\$ psql bacula bacula=# alter user bacula with password 'secret'; ALTER USER bacula=# \\q
Next, you'll have to add this password to two locations in the bacula-dir.conf file: once to the Catalog resource and once to the RunBeforeJob entry in the BackupCatalog Job resource. With the password in place, these two lines should look something like:
dbname = bacula; user = bacula; password = "secret" ... and ... RunBeforeJob = "/etc/make_catalog_backup bacula bacula secret"
Naturally, you should choose your own significantly more random password, and ensure that the bacula-dir.conf file containing this password is readable only by the root.
Even with the files containing the database password properly restricted, there is still a security problem with this approach: on some platforms, the environment variable that is used to supply the password to Postgres is available to all users of the local system. To eliminate this problem, the Postgres team have deprecated the use of the environment variable password-passing mechanism and recommend the use of a .pgpass file instead. To use this mechanism, create a file named .pgpass containing the single line:
This file should be copied into the home directory of all accounts that will need to gain access to the database: typically, root, bacula, and any users who will make use of any of the console programs. The files must then have the owner and group set to match the user (so root:root for the copy in root, and so on), and the mode set to 600, limiting access to the owner of the file.
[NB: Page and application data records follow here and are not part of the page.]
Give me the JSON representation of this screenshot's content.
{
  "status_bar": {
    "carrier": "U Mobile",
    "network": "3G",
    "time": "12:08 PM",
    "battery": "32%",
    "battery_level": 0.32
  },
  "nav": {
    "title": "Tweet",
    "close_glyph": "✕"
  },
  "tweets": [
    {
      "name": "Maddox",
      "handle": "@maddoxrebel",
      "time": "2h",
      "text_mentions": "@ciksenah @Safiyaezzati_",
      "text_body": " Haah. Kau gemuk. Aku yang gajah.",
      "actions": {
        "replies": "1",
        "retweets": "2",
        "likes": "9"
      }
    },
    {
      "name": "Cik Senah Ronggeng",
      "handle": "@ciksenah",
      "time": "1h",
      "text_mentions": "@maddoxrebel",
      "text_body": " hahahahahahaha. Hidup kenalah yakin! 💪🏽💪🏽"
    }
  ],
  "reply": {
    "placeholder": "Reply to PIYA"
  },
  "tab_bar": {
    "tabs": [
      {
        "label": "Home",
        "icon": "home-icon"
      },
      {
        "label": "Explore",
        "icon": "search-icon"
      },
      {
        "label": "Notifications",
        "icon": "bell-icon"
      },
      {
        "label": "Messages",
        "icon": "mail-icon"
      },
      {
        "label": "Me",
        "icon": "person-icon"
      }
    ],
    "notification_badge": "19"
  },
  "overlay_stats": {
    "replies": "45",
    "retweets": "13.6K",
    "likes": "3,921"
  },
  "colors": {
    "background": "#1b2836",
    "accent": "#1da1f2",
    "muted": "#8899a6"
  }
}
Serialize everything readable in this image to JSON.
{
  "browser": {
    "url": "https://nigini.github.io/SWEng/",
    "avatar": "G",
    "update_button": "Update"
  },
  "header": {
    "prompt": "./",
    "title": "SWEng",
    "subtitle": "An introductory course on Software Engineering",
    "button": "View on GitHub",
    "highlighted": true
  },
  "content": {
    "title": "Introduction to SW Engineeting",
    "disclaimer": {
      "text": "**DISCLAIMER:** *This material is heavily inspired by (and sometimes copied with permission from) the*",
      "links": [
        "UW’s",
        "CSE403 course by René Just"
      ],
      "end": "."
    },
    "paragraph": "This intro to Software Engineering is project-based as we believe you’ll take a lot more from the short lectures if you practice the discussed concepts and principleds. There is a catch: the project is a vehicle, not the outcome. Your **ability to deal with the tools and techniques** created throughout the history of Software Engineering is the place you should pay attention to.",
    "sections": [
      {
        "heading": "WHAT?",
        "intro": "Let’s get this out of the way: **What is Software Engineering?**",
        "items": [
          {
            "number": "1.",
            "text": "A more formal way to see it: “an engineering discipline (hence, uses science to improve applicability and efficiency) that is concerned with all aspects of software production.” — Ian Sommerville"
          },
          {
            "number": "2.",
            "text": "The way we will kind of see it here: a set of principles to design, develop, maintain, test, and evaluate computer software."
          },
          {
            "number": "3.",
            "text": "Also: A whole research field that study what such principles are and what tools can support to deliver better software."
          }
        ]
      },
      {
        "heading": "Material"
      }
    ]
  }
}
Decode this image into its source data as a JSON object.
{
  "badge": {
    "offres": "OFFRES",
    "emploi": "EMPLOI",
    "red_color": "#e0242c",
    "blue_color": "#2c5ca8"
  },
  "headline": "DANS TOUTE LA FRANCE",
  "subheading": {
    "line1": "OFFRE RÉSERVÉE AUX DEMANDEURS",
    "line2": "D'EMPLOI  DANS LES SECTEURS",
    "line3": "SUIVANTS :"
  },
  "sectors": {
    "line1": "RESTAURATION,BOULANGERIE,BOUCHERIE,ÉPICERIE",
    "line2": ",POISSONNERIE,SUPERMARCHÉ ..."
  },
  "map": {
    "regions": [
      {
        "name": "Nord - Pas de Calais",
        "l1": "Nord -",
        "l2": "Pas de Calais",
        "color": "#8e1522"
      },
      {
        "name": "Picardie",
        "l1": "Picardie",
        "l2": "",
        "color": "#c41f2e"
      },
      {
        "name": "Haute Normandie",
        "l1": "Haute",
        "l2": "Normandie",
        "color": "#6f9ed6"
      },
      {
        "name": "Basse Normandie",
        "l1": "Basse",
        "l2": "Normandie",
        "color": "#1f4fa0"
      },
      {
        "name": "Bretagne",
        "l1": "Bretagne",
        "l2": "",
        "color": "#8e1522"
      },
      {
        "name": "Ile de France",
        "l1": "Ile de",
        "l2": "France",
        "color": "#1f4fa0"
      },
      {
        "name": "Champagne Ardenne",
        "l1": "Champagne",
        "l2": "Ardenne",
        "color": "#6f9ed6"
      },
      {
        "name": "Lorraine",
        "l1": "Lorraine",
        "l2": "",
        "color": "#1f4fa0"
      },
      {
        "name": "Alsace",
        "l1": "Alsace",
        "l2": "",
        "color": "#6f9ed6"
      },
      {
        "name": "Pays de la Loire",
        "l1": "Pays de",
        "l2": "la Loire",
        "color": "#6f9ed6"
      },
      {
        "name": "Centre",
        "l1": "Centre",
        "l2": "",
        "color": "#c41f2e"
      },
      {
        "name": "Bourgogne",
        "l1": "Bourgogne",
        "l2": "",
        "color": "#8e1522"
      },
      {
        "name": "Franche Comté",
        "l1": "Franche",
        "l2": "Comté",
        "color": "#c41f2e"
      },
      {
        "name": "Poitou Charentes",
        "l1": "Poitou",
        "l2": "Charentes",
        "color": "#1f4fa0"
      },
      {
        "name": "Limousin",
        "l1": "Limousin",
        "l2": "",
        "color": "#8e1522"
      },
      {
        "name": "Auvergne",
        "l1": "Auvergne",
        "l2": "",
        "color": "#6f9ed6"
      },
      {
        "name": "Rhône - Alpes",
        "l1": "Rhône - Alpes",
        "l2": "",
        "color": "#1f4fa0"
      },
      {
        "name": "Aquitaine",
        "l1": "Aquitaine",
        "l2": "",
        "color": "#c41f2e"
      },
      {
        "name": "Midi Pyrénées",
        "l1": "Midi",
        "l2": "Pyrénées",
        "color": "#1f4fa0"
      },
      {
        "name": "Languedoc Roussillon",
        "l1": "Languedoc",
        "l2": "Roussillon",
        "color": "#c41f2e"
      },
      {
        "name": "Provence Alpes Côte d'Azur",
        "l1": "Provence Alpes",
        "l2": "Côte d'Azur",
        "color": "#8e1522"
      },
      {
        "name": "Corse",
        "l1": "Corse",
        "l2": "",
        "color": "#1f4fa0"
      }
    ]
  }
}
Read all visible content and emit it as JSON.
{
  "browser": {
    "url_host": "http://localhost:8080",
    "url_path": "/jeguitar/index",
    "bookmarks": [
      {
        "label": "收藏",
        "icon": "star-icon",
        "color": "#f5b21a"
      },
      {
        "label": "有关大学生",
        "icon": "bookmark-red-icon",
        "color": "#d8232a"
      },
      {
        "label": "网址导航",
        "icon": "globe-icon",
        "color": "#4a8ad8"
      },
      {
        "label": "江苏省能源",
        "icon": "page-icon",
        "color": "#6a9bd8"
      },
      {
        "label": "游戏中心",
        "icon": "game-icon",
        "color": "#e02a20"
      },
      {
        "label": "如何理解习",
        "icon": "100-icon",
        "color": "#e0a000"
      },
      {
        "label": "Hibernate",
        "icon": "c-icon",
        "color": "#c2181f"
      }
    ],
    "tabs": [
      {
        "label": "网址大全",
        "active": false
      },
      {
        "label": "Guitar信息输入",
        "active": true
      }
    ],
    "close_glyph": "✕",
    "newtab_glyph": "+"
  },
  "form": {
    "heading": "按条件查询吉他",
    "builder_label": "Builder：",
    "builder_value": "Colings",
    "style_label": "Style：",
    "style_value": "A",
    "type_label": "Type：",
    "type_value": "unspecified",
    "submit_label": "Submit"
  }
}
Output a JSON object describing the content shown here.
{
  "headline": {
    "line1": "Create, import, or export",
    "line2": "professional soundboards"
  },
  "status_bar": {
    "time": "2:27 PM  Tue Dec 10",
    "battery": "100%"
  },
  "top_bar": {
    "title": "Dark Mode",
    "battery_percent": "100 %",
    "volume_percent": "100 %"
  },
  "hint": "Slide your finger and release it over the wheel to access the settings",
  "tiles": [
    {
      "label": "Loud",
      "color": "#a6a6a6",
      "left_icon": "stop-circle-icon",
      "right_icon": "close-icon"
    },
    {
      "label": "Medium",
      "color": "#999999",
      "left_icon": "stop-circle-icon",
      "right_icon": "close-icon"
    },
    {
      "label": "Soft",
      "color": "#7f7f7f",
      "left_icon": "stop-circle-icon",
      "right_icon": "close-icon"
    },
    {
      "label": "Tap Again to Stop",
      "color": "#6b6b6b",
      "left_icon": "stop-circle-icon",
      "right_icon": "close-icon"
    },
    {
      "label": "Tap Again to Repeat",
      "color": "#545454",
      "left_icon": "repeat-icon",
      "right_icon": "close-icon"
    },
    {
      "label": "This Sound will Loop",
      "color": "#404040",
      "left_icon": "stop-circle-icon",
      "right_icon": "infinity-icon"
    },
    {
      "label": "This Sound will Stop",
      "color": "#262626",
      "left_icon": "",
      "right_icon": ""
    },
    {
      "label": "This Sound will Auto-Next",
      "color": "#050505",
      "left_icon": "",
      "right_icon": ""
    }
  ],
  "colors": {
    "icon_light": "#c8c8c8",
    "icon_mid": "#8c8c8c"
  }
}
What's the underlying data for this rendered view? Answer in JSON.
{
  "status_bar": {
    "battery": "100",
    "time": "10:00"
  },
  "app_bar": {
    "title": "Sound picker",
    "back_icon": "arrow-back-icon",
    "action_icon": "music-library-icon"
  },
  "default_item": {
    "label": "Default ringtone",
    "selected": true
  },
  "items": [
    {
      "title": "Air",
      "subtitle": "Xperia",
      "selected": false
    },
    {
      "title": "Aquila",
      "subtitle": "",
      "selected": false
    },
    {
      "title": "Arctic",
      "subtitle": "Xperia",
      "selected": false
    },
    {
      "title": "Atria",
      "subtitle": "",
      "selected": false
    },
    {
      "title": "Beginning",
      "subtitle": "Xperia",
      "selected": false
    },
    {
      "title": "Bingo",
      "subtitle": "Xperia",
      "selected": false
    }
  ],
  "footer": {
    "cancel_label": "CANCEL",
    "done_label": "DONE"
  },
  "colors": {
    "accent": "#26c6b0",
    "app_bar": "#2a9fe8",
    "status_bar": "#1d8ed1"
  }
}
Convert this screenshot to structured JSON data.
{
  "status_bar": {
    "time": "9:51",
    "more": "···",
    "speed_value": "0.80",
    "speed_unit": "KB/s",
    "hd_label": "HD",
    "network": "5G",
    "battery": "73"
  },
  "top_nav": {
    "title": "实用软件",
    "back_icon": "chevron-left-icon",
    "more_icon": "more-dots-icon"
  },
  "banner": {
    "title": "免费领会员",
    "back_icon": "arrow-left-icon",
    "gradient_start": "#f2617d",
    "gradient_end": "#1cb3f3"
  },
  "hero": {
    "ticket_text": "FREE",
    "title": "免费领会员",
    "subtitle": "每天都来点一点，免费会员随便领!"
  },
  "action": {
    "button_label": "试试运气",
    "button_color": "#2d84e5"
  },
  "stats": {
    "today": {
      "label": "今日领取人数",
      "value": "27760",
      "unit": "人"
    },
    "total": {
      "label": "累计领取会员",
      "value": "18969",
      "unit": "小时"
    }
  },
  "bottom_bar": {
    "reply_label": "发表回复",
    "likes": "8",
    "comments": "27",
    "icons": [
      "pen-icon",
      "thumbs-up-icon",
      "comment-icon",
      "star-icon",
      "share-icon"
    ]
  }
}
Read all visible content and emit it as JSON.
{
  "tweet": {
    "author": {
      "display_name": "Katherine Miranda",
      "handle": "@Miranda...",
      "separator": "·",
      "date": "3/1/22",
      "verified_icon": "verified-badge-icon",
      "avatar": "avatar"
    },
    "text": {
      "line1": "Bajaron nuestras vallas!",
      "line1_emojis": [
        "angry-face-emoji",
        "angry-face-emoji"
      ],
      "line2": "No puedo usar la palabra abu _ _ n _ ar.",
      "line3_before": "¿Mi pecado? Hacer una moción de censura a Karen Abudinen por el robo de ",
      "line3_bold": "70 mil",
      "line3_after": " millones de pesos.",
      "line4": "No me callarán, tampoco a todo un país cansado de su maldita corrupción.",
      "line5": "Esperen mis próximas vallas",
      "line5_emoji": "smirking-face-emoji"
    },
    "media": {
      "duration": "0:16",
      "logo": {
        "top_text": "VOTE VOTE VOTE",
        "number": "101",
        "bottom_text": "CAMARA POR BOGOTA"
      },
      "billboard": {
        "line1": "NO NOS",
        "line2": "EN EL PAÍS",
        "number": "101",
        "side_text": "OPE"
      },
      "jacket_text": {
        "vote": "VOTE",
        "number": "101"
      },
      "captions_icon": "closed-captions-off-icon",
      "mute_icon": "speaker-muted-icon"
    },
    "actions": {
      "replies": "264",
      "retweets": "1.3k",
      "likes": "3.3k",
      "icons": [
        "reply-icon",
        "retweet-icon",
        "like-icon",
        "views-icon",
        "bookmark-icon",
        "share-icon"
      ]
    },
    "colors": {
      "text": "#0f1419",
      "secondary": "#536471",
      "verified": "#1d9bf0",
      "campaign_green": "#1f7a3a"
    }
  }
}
After you have done some initial testing with Bacula, you will probably want to re-initialize the catalog database and throw away all the test Jobs that you ran. To do so, you can do the following:
cd <install-directory> ./drop_bacula_tables ./make_bacula_tables ./grant_bacula_privileges
Please note that all information in the database will be lost and you will be starting from scratch. If you have written on any Volumes, you must write an end of file mark on the volume so that Bacula can reuse it. Do so with:
(stop Bacula or unmount the drive) mt -f /dev/nst0 rewind mt -f /dev/nst0 weof
Where you should replace /dev/nst0 with the appropriate tape drive device name for your machine.
This will be the same with most other package managers too.
The conversion procedure presented here was worked out by Norm Dressler <ndressler at dinmar dot com>
This process was tested using the following software versions:
WARNING: Always as a precaution, take a complete backup of your databases before proceeding with this process!
mysqldump -f -t -n >bacula-backup.dmp
local all all trust host all all 127.0.0.1 255.255.255.255 trust NOTE: you should restart your postgres server if you made changes
./create_postgresql_database ./make_postgresql_tables ./grant_postgresql_privileges
psql -Ubacula bacula
You should not get any errors.
psql -Ubacula bacula <bacula-backup.dmp>
psql -Ubacula bacula SELECT SETVAL('basefiles_baseid_seq', (SELECT MAX(baseid) FROM basefiles)); SELECT SETVAL('client_clientid_seq', (SELECT MAX(clientid) FROM client)); SELECT SETVAL('file_fileid_seq', (SELECT MAX(fileid) FROM file)); SELECT SETVAL('filename_filenameid_seq', (SELECT MAX(filenameid) FROM filename)); SELECT SETVAL('fileset_filesetid_seq', (SELECT MAX(filesetid) FROM fileset)); SELECT SETVAL('job_jobid_seq', (SELECT MAX(jobid) FROM job)); SELECT SETVAL('jobmedia_jobmediaid_seq', (SELECT MAX(jobmediaid) FROM jobmedia)); SELECT SETVAL('media_mediaid_seq', (SELECT MAX(mediaid) FROM media)); SELECT SETVAL('path_pathid_seq', (SELECT MAX(pathid) FROM path)); SELECT SETVAL('pool_poolid_seq', (SELECT MAX(poolid) FROM pool));